On Wednesday we had a session of discovery and wonder, for those with strong stomachs. Ms Binkin and Mr. Barry led a group of students through an ‘owl pellet’ dissection. For those you not familiar with owl pellets, they are masses of undigested material regurgitated by owls following a tasty meal. As such the pellet often contain the complete skeletons of small mammals, amphibians or birds. Participants carefully and painstakingly pulled the pellets apart with their dissection kits, to reveal the many skulls and bones inside.
On Thursday Mr. Tuckley sparked some more excitement into the week with a Lightning Show. With his trusty Van der Graff generator, a contraption which builds up large amounts of static electricity; he amazed and inspired his audience, most of which left with their hairs standing up on end. The most impressive demonstration was the lighting of a Bunsen burner from a spark generated from the end of a volunteers finger. You have to be very brave to get this infamous procedure to work!

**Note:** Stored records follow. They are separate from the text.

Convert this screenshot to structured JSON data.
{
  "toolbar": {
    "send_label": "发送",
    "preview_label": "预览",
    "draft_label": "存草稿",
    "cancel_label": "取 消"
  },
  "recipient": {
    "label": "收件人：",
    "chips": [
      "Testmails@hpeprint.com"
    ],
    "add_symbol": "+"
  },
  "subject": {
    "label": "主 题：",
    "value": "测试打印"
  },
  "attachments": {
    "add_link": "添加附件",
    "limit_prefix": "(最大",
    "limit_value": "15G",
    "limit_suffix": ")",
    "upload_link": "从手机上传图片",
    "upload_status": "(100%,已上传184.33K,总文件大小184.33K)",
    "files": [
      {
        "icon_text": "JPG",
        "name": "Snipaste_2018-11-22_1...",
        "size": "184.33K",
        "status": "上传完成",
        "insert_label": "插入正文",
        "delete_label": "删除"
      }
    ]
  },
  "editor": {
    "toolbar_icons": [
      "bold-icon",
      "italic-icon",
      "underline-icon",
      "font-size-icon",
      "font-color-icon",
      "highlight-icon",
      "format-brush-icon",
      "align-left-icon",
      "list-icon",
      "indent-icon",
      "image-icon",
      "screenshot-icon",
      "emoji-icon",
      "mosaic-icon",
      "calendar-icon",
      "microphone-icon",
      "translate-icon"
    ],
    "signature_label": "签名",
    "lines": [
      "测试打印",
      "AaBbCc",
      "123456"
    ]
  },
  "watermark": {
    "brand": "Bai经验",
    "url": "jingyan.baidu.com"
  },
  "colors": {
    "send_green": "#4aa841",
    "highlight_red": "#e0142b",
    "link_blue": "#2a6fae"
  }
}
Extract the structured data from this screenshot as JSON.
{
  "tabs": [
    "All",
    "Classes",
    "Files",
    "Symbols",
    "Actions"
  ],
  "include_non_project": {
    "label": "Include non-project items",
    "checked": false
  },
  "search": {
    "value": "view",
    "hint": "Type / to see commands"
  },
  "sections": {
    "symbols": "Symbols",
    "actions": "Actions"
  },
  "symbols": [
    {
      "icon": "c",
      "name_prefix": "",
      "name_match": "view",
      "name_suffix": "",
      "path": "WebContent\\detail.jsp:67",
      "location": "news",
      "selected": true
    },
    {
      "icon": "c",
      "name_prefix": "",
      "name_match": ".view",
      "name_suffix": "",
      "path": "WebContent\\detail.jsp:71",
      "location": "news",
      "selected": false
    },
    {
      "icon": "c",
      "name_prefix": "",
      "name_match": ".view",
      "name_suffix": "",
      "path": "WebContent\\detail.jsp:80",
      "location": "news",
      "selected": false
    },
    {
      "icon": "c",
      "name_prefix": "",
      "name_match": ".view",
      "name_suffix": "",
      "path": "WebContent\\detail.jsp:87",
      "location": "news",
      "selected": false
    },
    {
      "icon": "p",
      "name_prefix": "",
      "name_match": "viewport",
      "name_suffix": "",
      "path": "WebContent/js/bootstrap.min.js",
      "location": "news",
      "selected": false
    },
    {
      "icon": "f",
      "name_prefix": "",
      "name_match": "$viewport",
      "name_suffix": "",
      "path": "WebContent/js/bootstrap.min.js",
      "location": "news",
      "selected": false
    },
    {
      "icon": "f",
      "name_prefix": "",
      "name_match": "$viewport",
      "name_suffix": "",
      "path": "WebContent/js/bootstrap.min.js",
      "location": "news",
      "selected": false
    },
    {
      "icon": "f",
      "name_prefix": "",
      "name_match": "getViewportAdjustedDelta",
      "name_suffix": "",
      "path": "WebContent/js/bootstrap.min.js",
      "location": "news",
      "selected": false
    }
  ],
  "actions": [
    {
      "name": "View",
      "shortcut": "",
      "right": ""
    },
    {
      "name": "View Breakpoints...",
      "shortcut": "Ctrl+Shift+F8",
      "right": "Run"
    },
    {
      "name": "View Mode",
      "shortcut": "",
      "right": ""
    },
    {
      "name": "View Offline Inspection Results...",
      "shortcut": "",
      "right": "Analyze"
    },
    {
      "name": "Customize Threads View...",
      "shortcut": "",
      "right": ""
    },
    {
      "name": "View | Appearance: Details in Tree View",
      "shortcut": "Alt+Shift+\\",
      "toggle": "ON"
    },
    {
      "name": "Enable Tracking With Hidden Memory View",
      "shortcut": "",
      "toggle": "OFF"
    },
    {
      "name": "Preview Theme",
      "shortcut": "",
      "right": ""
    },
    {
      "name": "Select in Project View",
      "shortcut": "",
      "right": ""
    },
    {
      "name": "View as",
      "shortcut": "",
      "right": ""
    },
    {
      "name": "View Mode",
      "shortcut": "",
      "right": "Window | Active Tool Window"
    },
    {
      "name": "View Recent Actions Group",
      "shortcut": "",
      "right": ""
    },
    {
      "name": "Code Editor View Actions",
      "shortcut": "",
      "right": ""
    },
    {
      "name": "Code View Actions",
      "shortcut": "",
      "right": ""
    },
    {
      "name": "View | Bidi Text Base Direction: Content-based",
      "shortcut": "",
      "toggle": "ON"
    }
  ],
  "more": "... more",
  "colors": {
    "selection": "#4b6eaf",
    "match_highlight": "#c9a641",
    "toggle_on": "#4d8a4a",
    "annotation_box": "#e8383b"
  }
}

Friday was the big finale. The entire science teaching team delivered a rather wacky extra-long special assembly, which included the teachers lip-syncing a parody of a Talyor Swift favourite, before the chaotic but very funny annual Science House Quiz. There was the usual Kahoot quiz round but then followed by some more silly rounds, such as ‘name that element’, where contestants had to say chemicals from the periodic table with a ‘shout-out’ mouthpiece in. Needless to say, there were a lot of laughs and dribble. Newton won the 2019 Science House Quiz, closely followed by Jurong, but all the quiz teams and the audience did themselves proud. It was certainly a memorable experience and week for all. We will need to start preparing for next year, if we want to make sure our science weeks only get bigger and better.
Head of Science